September Research Picks

Group cycling

Group recreational cycling is an increasingly popularly tourist activity where a guide escorts a number of cyclists on a site-seeing trip or other tour. The guide is usually responsible for the comfort and safety of the cyclists and so a position-tracking system that also incorporates a health-monitoring system for the riders would be beneficial in this regard. Researchers in Taiwan have now developed an event-based wireless navigation and healthcare system group recreational cycling using an ad hoc network using a multi-hop protocol for the transmission of data from individual cycle monitors to the guide. The data inputs can thus keep track of all the cyclists in the group as well as providing a warning signal for heart health problems that arise during the activity.

Yu, K-M., Lee, C-C., Hsieh, H-N., Chang, H-W., Zhou, J.Y., Yu, C-Y., Liu, J-Y. and Lee, M-G. (2014) ‘A wireless navigation and healthcare system for group recreational cycling’, Int. J. Ad Hoc and Ubiquitous Computing, Vol. 16, No. 2, pp.81–92.

 

Two-tier diagnostics for neuromuscular disease

The early diagnosis of neuromuscular disease, such as ALS (amyotropic lateral sclerosis), muscular dystrophy, polymyositis, endocrine myopathy, metabolic myopathy, neuropathy, poliomyelitis and myasthenia gravis is important for patient wellbeing, treatment and to allow family to cope with an emerging disability in terms of domestic arrangements and finances. Electromyography (EMG) is commonly used in detection and diagnosis. However, researchers in India point out that there are limitations to the use of this technique alone and they have developed a two-level system that can make a positive diagnosis sooner rather than later. Their intelligent diagnostic model uses the EMG parameters on one level and on a second performs an analysis of muscular, cognitive and psychological factors.

Pandey, B. and Mishra, R.B. (2014) ‘An intelligent model for two level diagnoses of neuromuscular diseases’, Int. J. Knowledge Engineering and Soft Data Paradigms, Vol. 4, No. 3, pp.199–226.

 

Smoothing nursing workflow

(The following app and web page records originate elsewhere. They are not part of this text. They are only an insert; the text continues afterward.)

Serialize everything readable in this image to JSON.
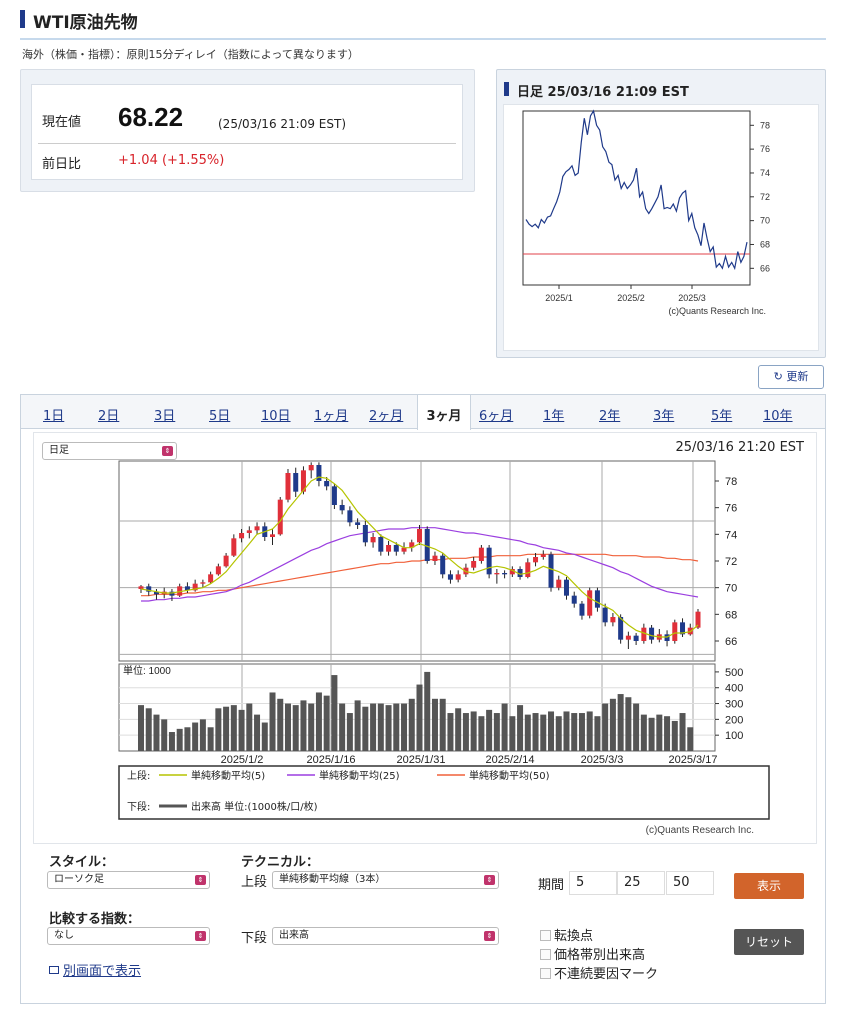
{
  "header": {
    "title": "WTI原油先物",
    "note": "海外（株価・指標）：原則15分ディレイ（指数によって異なります）"
  },
  "quote": {
    "current_label": "現在値",
    "current_value": "68.22",
    "current_time": "(25/03/16 21:09 EST)",
    "change_label": "前日比",
    "change_value": "+1.04 (+1.55%)",
    "change_color": "#d8232a"
  },
  "mini_chart": {
    "title": "日足 25/03/16 21:09 EST",
    "credit": "(c)Quants Research Inc.",
    "x_ticks": [
      "2025/1",
      "2025/2",
      "2025/3"
    ],
    "y_ticks": [
      "78",
      "76",
      "74",
      "72",
      "70",
      "68",
      "66"
    ],
    "line_color": "#1f3a8a",
    "ref_line_color": "#e0404a"
  },
  "refresh_label": "更新",
  "tabs": [
    "1日",
    "2日",
    "3日",
    "5日",
    "10日",
    "1ヶ月",
    "2ヶ月",
    "3ヶ月",
    "6ヶ月",
    "1年",
    "2年",
    "3年",
    "5年",
    "10年"
  ],
  "active_tab": "3ヶ月",
  "chart": {
    "period_select": "日足",
    "timestamp": "25/03/16 21:20 EST",
    "volume_unit": "単位: 1000",
    "credit": "(c)Quants Research Inc.",
    "legend_upper_label": "上段:",
    "legend_lower_label": "下段:",
    "legend_ma5": "単純移動平均(5)",
    "legend_ma25": "単純移動平均(25)",
    "legend_ma50": "単純移動平均(50)",
    "legend_volume": "出来高 単位:(1000株/口/枚)",
    "colors": {
      "up": "#e0303a",
      "down": "#1f3a8a",
      "ma5": "#b5c400",
      "ma25": "#9b3fe0",
      "ma50": "#f0603a",
      "volume": "#555555"
    }
  },
  "chart_data": {
    "type": "candlestick",
    "x_labels": [
      "2025/1/2",
      "2025/1/16",
      "2025/1/31",
      "2025/2/14",
      "2025/3/3",
      "2025/3/17"
    ],
    "price_ylim": [
      64.5,
      79.5
    ],
    "price_ticks": [
      78,
      76,
      74,
      72,
      70,
      68,
      66
    ],
    "volume_ylim": [
      0,
      550
    ],
    "volume_ticks": [
      500,
      400,
      300,
      200,
      100
    ],
    "candles": [
      [
        69.9,
        70.1,
        69.6,
        70.2
      ],
      [
        70.1,
        69.7,
        69.4,
        70.3
      ],
      [
        69.7,
        69.5,
        69.1,
        69.9
      ],
      [
        69.5,
        69.7,
        69.2,
        70.0
      ],
      [
        69.7,
        69.4,
        69.0,
        69.9
      ],
      [
        69.4,
        70.1,
        69.3,
        70.3
      ],
      [
        70.1,
        69.8,
        69.6,
        70.4
      ],
      [
        69.8,
        70.3,
        69.7,
        70.6
      ],
      [
        70.3,
        70.4,
        70.0,
        70.6
      ],
      [
        70.4,
        71.0,
        70.3,
        71.2
      ],
      [
        71.0,
        71.6,
        70.9,
        71.8
      ],
      [
        71.6,
        72.4,
        71.5,
        72.6
      ],
      [
        72.4,
        73.7,
        72.3,
        74.0
      ],
      [
        73.7,
        74.1,
        73.4,
        74.4
      ],
      [
        74.1,
        74.3,
        73.7,
        74.6
      ],
      [
        74.3,
        74.6,
        74.0,
        74.9
      ],
      [
        74.6,
        73.8,
        73.5,
        74.9
      ],
      [
        73.8,
        74.0,
        73.2,
        74.4
      ],
      [
        74.0,
        76.6,
        73.9,
        76.8
      ],
      [
        76.6,
        78.6,
        76.4,
        78.9
      ],
      [
        78.6,
        77.2,
        76.8,
        79.0
      ],
      [
        77.2,
        78.8,
        77.0,
        79.1
      ],
      [
        78.8,
        79.2,
        78.2,
        79.4
      ],
      [
        79.2,
        78.0,
        77.6,
        79.4
      ],
      [
        78.0,
        77.6,
        77.3,
        78.3
      ],
      [
        77.6,
        76.2,
        75.9,
        77.8
      ],
      [
        76.2,
        75.8,
        75.5,
        76.6
      ],
      [
        75.8,
        74.9,
        74.6,
        76.1
      ],
      [
        74.9,
        74.7,
        74.4,
        75.2
      ],
      [
        74.7,
        73.4,
        73.1,
        75.0
      ],
      [
        73.4,
        73.8,
        73.0,
        74.1
      ],
      [
        73.8,
        72.7,
        72.4,
        74.0
      ],
      [
        72.7,
        73.2,
        72.4,
        73.5
      ],
      [
        73.2,
        72.7,
        72.4,
        73.4
      ],
      [
        72.7,
        73.0,
        72.5,
        73.4
      ],
      [
        73.0,
        73.4,
        72.7,
        73.6
      ],
      [
        73.4,
        74.4,
        73.2,
        74.7
      ],
      [
        74.4,
        72.0,
        71.8,
        74.6
      ],
      [
        72.0,
        72.4,
        71.7,
        72.7
      ],
      [
        72.4,
        71.0,
        70.7,
        72.6
      ],
      [
        71.0,
        70.6,
        70.3,
        71.3
      ],
      [
        70.6,
        71.0,
        70.4,
        71.3
      ],
      [
        71.0,
        71.5,
        70.8,
        71.8
      ],
      [
        71.5,
        72.0,
        71.3,
        72.3
      ],
      [
        72.0,
        73.0,
        71.8,
        73.2
      ],
      [
        73.0,
        71.0,
        70.7,
        73.2
      ],
      [
        71.0,
        71.1,
        70.3,
        71.4
      ],
      [
        71.1,
        71.0,
        70.7,
        71.3
      ],
      [
        71.0,
        71.4,
        70.8,
        71.6
      ],
      [
        71.4,
        70.8,
        70.6,
        71.6
      ],
      [
        70.8,
        71.9,
        70.7,
        72.2
      ],
      [
        71.9,
        72.3,
        71.6,
        72.6
      ],
      [
        72.3,
        72.5,
        72.1,
        72.8
      ],
      [
        72.5,
        70.0,
        69.7,
        72.7
      ],
      [
        70.0,
        70.6,
        69.8,
        70.9
      ],
      [
        70.6,
        69.4,
        69.1,
        70.8
      ],
      [
        69.4,
        68.8,
        68.5,
        69.7
      ],
      [
        68.8,
        67.9,
        67.6,
        69.0
      ],
      [
        67.9,
        69.8,
        67.7,
        70.0
      ],
      [
        69.8,
        68.5,
        68.2,
        70.0
      ],
      [
        68.5,
        67.4,
        67.1,
        68.8
      ],
      [
        67.4,
        67.8,
        67.1,
        68.1
      ],
      [
        67.8,
        66.1,
        65.8,
        68.0
      ],
      [
        66.1,
        66.4,
        65.4,
        66.7
      ],
      [
        66.4,
        66.0,
        65.7,
        66.6
      ],
      [
        66.0,
        67.0,
        65.8,
        67.3
      ],
      [
        67.0,
        66.1,
        65.8,
        67.2
      ],
      [
        66.1,
        66.5,
        65.9,
        66.9
      ],
      [
        66.5,
        66.0,
        65.6,
        66.8
      ],
      [
        66.0,
        67.4,
        65.8,
        67.6
      ],
      [
        67.4,
        66.5,
        66.3,
        67.7
      ],
      [
        66.5,
        67.0,
        66.4,
        67.3
      ],
      [
        67.0,
        68.2,
        66.9,
        68.4
      ]
    ],
    "ma5": [
      69.9,
      69.8,
      69.7,
      69.6,
      69.6,
      69.7,
      69.8,
      69.9,
      70.0,
      70.3,
      70.7,
      71.2,
      71.9,
      72.6,
      73.3,
      74.0,
      74.2,
      74.4,
      75.0,
      75.9,
      76.6,
      77.3,
      78.0,
      78.3,
      78.2,
      77.8,
      77.3,
      76.5,
      75.7,
      75.1,
      74.5,
      73.9,
      73.6,
      73.3,
      73.0,
      73.0,
      73.3,
      73.1,
      72.9,
      72.6,
      72.1,
      71.6,
      71.2,
      71.1,
      71.3,
      71.5,
      71.6,
      71.5,
      71.3,
      71.0,
      71.1,
      71.3,
      71.6,
      71.4,
      71.2,
      70.9,
      70.3,
      69.7,
      69.2,
      68.9,
      68.6,
      68.3,
      67.7,
      67.2,
      66.8,
      66.6,
      66.4,
      66.3,
      66.3,
      66.6,
      66.6,
      66.7,
      67.2
    ],
    "ma25": [
      69.0,
      69.0,
      69.1,
      69.1,
      69.2,
      69.2,
      69.3,
      69.3,
      69.4,
      69.5,
      69.6,
      69.7,
      69.9,
      70.2,
      70.4,
      70.7,
      71.0,
      71.3,
      71.6,
      71.9,
      72.2,
      72.5,
      72.8,
      73.0,
      73.3,
      73.5,
      73.7,
      73.9,
      74.0,
      74.1,
      74.2,
      74.3,
      74.4,
      74.4,
      74.4,
      74.5,
      74.5,
      74.5,
      74.5,
      74.4,
      74.3,
      74.2,
      74.1,
      74.1,
      74.0,
      73.9,
      73.8,
      73.7,
      73.6,
      73.5,
      73.3,
      73.2,
      73.0,
      72.9,
      72.8,
      72.6,
      72.5,
      72.3,
      72.1,
      71.9,
      71.7,
      71.5,
      71.2,
      71.0,
      70.7,
      70.4,
      70.1,
      69.9,
      69.7,
      69.6,
      69.5,
      69.4,
      69.3
    ],
    "ma50": [
      69.4,
      69.4,
      69.5,
      69.5,
      69.5,
      69.5,
      69.6,
      69.6,
      69.7,
      69.7,
      69.8,
      69.8,
      69.9,
      70.0,
      70.1,
      70.2,
      70.3,
      70.4,
      70.5,
      70.6,
      70.7,
      70.8,
      70.9,
      71.0,
      71.1,
      71.2,
      71.3,
      71.4,
      71.5,
      71.6,
      71.7,
      71.8,
      71.8,
      71.9,
      71.9,
      72.0,
      72.0,
      72.1,
      72.1,
      72.1,
      72.2,
      72.2,
      72.2,
      72.3,
      72.3,
      72.3,
      72.4,
      72.4,
      72.4,
      72.4,
      72.5,
      72.5,
      72.5,
      72.5,
      72.5,
      72.5,
      72.5,
      72.5,
      72.5,
      72.5,
      72.5,
      72.4,
      72.4,
      72.4,
      72.4,
      72.3,
      72.3,
      72.3,
      72.2,
      72.2,
      72.1,
      72.1,
      72.0
    ],
    "volumes": [
      290,
      270,
      230,
      200,
      120,
      140,
      150,
      180,
      200,
      150,
      270,
      280,
      290,
      260,
      300,
      230,
      180,
      370,
      330,
      300,
      290,
      320,
      300,
      370,
      350,
      480,
      300,
      240,
      320,
      280,
      300,
      300,
      290,
      300,
      300,
      330,
      420,
      500,
      330,
      330,
      240,
      270,
      240,
      250,
      220,
      260,
      240,
      300,
      220,
      290,
      230,
      240,
      230,
      250,
      220,
      250,
      240,
      240,
      250,
      220,
      300,
      330,
      360,
      340,
      300,
      230,
      210,
      230,
      220,
      190,
      240,
      150,
      0
    ]
  },
  "controls": {
    "style_label": "スタイル：",
    "style_value": "ローソク足",
    "technical_label": "テクニカル：",
    "upper_label": "上段",
    "upper_value": "単純移動平均線（3本）",
    "lower_label": "下段",
    "lower_value": "出来高",
    "period_label": "期間",
    "period_values": [
      "5",
      "25",
      "50"
    ],
    "show_button": "表示",
    "reset_button": "リセット",
    "compare_label": "比較する指数：",
    "compare_value": "なし",
    "checkboxes": [
      "転換点",
      "価格帯別出来高",
      "不連続要因マーク"
    ],
    "new_window_link": "別画面で表示"
  }
}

A new approach to healthcare and nursing workflow has been developed by researchers in Saudi Arabia. Their approach utilizes a computerized provider order entry system to reduce medication errors at the frontline and so improve patient safety. Their survey of nurses using the system in a Saudi Arabian hospital demonstrates efficacy and improved efficiency of workflow and was perceived by the nurses as helping them give improved healthcare. Provision of suitable training improved the perception among nurses of such a computerized system, the team reports.

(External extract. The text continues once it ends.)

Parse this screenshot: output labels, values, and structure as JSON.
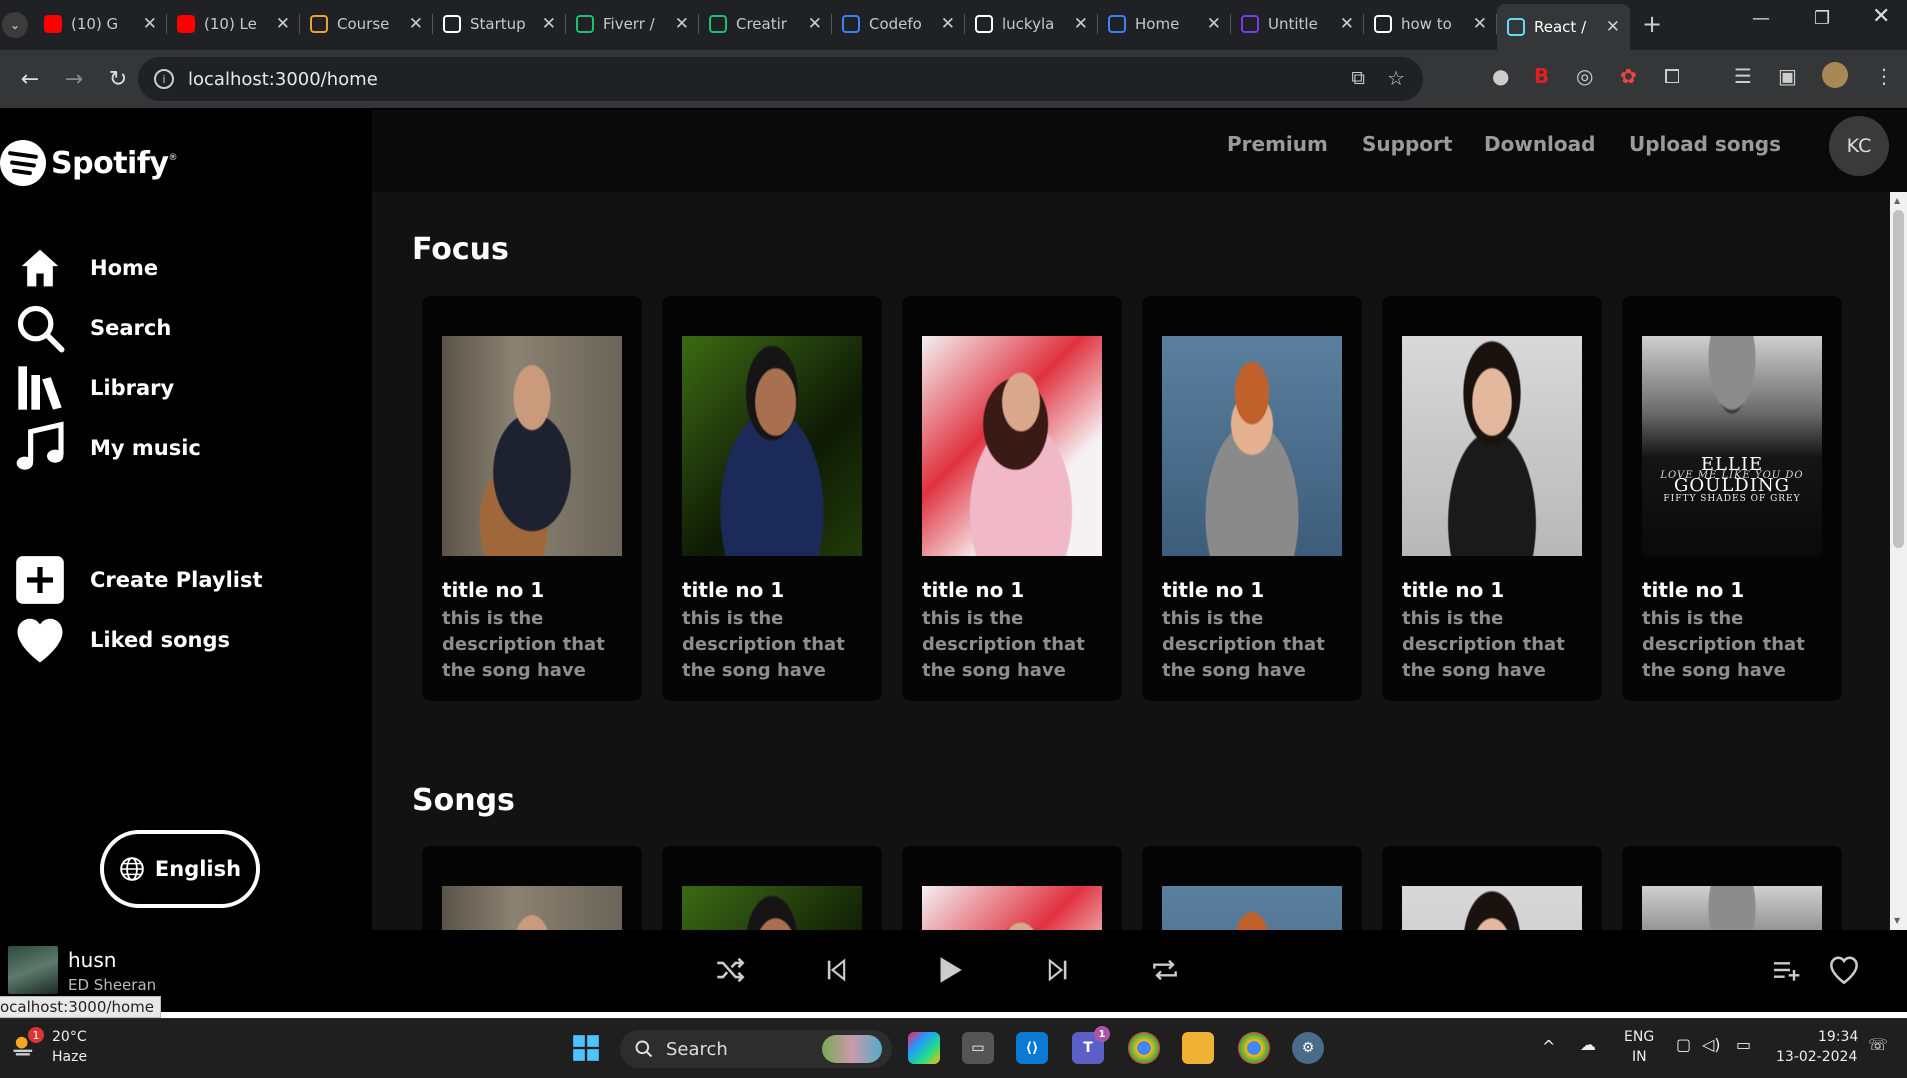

Alsweed, F., Alshaikh, A., Ahmed, A., Yunus, F. and Househ, M. (2014) ‘Impact of computerized provider order entry system on nursing workflow, patient safety, and medication errors: perspectives from the front line’, Int. J. Electronic Healthcare, Vol. 7, No. 4, pp.287–300

 

Learning with Facebook

The advent of online social networking tools such as Facebook and Twitter represents something of a paradigm shift in how we communicate and potentially how we educate and learn, especially given that hundreds of millions of people use such services every day. Now, researchers from Hong Kong have tested the potential for personal, social, academic and career development for higher education students. Their findings suggest that exploiting such sites, and Facebook in particular, could benefit both students and their educators in different ways as a rapid and engaging means of communicating and sharing information. Moreover, given the development of Facebook video conferencing, this site might steal a march on others in the educational arena for remote learning and distributed discussion.

Wong, K., Kwan, R., Leung, K. and Wang, F.L. (2014) ‘Facebook’s potential for personal, social, academic and career development for higher education students’, Int. J. Innovation and Learning, Vol. 16, No. 2, pp.203–220.